Hippos, Peccaries and Pigs
Until the middle of the 1980s, hippopotamuses’ closest family members were believed to be pigs and family Tayassuidae peccaries, the latter of which are New World pigs. Vincent Sarich, an anthropology professor, first brought up the notion of the hippo-whale tie. The idea of the tight familial relationship between these two groups of animals, when first brought into the public consciousness, was a highly contentious concept to many, and it still remains somewhat controversial.
Considering the evidence, maybe the hippopotamus needs a new name. “Ketosedaphos”, a combination of “ketos” and “edafos”, sounds about right to us; that would be approximate Greek for the “land whale” we’ve come to know as a hippo. For the whale, we love whippo!
One of the gaps in the hippo’s evolutionary tree was filled by the recent discovery of the fossil of a 28-million-year-old animal. The remains of the animal, named Epirigenys lokonensis, was found in Kenya, and it was much smaller than modern hippos and even pygmy hippos. Though E. lokonensis was not a direct forefather to modern hippos, it lived much closer in time to their common ancestor, and so scientists are now able to see clearer links between hippos and whales.
Like all jigsaw puzzles, the more pieces you have, the more coherent the big picture.
Check out our other whale-related posts

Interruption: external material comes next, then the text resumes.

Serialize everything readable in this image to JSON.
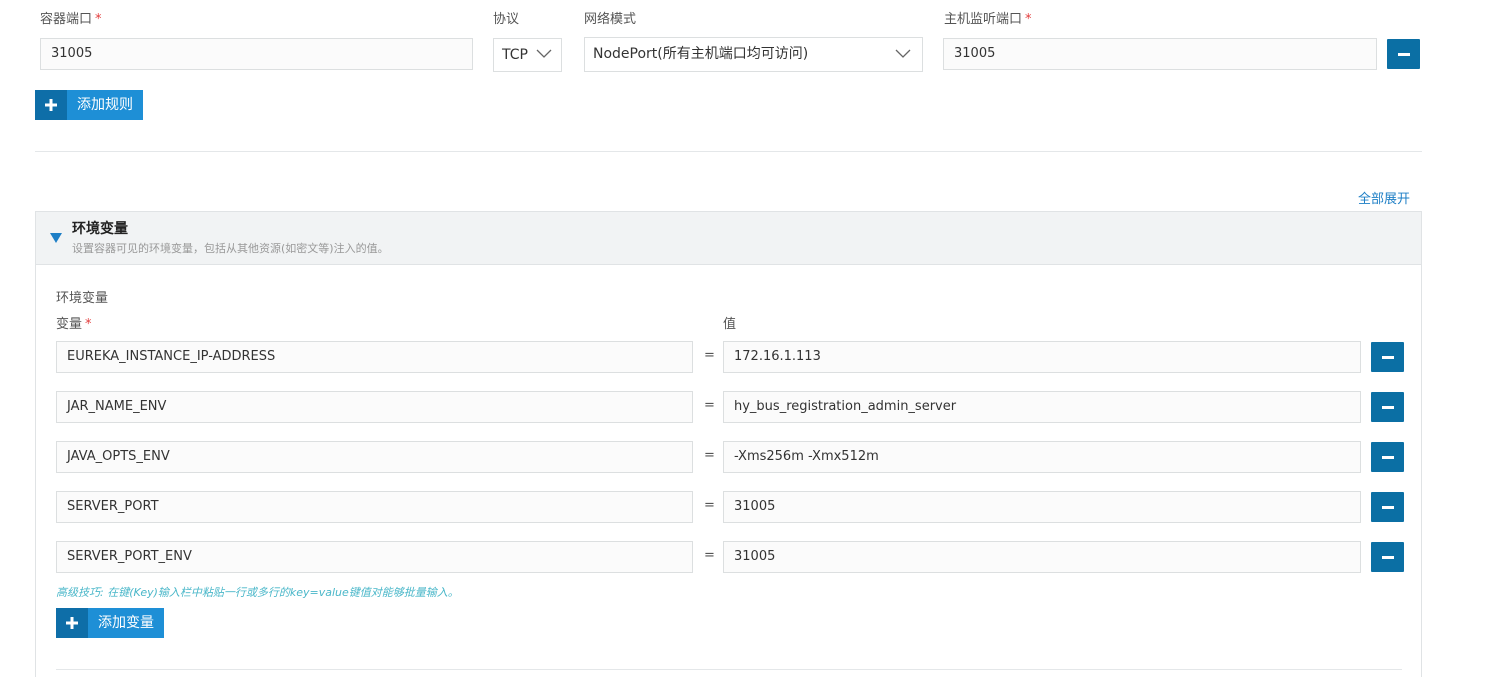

sheppardsoftware.com, whyfiles.org, paperdroids.com, pasttime.org, thomsonsafaris.com, animals.mom.me.